In this tutorial, you will learn all about the container pattern. The container pattern should make your problem solving easier as it will allow you to separate your components in smaller ones.
What is the Container Pattern?
The aim of applying the container pattern is to make components simpler. Simple components are desirable for several reasons. Keeping components simple basically means the application will be easier to maintain. First, designing a component to do one thing well, will increase the chances that it can be reused somewhere else in your application. The more re-use you can get from a component the less code you will need to write. Second, simple components are usually easier to test.
The container pattern promises to simplify your application through 'separation of concern'. MVC is another well-known pattern for separating concerns. All the logic required to render a page is done within the controller. The model is used as a contract between the contract and the view. The view is the presentational component aimed at rendering HTML to a user.
The contain pattern is similar to MVC. Within the container pattern, instead of having a one giant god component that does everything, you split it. Within the container pattern, you would create two components. One components concern is to manage how the component will work. The other components concern is how the component will look like.
Let's explain with a crude scenario. A common requirement in a project is to get some data from an API and display it. One approach would be to create a single component that contained all the code to query the API as well as all the code to render the HTML. If this component was compared to the MVC we would say that the controller and the view code has been intermingled which would be classed as a design smell.
Following the container pattern, we would create two components. The container would contain all the API calling logic. The resulting component hierarchy would look like this:
Within the container pattern, the component that manages state is called 'the container'. This is where the name 'container pattern' comes from. The presentation component is called 'the component'.
In this example, the 'Title' component is the presentation component. All 'Title' does is render some HTML based on some received props being passed in. The 'TitleContainer' is the component that does the work. it gets the data from the API, filters it, etc.. You may think that following the pattern seems like a lot of work for little benefit. The separation will add simplicity to your application. Following the pattern usually means a little high development cost up-front, however, it usually saves a lot of time when you write your tests. It will also prevent you from having to write very similar components to render out similar HTML with different data sources.
If you use Redux you will bump into the container pattern frequently. A very crude example of how Redux uses the container pattern with the 'Title' component would be:
The object being returned by the connect method is the container.

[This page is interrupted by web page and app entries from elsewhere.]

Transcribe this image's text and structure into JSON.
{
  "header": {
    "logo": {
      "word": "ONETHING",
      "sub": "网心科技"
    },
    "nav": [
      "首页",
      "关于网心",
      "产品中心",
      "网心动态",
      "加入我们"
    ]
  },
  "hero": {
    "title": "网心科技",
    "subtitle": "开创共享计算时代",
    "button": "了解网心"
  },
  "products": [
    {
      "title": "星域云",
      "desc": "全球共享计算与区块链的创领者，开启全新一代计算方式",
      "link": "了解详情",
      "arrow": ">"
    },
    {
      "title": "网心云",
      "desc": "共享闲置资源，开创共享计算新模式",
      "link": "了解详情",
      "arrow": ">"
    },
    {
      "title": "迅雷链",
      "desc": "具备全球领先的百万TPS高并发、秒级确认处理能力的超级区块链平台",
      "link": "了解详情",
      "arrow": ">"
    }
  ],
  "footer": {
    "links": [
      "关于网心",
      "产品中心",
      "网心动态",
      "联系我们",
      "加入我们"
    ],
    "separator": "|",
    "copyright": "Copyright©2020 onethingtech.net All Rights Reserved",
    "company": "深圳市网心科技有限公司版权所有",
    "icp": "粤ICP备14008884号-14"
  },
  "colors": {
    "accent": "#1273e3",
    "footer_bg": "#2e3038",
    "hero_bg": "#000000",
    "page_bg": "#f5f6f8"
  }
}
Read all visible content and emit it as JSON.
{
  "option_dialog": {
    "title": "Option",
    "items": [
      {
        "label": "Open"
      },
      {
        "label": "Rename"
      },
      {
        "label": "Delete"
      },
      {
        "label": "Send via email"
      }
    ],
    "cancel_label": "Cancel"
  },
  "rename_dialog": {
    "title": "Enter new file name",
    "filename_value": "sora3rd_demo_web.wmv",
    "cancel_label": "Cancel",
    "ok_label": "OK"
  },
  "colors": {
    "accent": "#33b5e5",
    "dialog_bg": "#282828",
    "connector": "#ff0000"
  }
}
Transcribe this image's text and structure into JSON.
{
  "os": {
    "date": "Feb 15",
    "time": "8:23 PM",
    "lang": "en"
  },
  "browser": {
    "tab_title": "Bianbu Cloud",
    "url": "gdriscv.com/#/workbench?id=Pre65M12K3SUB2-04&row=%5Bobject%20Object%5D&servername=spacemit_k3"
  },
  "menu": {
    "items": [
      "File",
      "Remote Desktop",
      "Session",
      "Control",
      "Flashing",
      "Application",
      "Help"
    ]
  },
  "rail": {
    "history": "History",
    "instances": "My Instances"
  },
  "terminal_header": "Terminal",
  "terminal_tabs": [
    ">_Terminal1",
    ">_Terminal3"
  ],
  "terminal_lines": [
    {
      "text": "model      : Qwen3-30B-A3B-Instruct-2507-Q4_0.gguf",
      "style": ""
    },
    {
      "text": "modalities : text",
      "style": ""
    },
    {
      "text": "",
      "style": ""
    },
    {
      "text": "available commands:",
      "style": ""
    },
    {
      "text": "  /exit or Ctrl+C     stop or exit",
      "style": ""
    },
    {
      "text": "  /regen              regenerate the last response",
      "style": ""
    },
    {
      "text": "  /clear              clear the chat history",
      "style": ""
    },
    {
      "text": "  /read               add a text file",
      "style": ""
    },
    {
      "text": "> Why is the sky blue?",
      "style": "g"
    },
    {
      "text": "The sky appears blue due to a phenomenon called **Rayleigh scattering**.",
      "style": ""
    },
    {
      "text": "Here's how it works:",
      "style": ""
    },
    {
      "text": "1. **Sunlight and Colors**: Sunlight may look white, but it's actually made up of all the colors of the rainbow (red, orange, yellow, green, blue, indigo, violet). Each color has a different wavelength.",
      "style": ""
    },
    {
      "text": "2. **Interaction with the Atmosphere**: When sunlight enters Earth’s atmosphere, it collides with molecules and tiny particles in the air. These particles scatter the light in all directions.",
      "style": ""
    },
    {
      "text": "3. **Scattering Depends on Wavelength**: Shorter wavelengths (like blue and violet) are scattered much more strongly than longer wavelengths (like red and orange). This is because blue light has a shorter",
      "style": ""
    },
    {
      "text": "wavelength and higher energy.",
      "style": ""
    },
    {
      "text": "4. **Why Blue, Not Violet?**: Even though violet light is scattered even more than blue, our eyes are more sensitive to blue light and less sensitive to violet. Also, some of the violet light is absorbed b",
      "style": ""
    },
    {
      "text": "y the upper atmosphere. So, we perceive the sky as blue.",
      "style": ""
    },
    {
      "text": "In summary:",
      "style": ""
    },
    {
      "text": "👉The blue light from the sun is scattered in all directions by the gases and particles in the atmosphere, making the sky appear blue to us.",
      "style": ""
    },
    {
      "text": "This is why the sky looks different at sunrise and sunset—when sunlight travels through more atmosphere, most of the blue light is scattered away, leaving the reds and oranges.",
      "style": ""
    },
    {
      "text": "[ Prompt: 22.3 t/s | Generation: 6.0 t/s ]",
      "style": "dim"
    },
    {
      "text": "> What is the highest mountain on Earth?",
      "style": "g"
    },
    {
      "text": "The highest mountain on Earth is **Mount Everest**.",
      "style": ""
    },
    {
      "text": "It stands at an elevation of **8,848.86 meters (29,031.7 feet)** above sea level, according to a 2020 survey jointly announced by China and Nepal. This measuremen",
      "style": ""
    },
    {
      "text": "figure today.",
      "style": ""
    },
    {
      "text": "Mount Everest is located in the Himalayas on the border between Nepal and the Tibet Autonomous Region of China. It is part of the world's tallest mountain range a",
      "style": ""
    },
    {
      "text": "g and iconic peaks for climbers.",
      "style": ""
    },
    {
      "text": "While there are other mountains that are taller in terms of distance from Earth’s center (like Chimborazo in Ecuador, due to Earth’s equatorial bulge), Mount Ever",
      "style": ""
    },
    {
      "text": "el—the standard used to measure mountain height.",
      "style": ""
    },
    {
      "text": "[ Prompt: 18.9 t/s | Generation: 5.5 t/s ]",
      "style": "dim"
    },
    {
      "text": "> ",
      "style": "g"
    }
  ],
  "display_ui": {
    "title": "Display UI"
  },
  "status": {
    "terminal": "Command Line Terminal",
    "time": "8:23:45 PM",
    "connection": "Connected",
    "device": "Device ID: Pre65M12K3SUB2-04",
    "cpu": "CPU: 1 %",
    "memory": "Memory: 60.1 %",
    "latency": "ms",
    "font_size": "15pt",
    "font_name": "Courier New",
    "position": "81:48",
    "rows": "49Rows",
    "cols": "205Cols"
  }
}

The connected object hides the logic for the component to interact with the Redux store. The container pattern is simply a way of writing your code so the presentation code and the logic are in different components. That's all there is to understanding the container pattern, enjoy!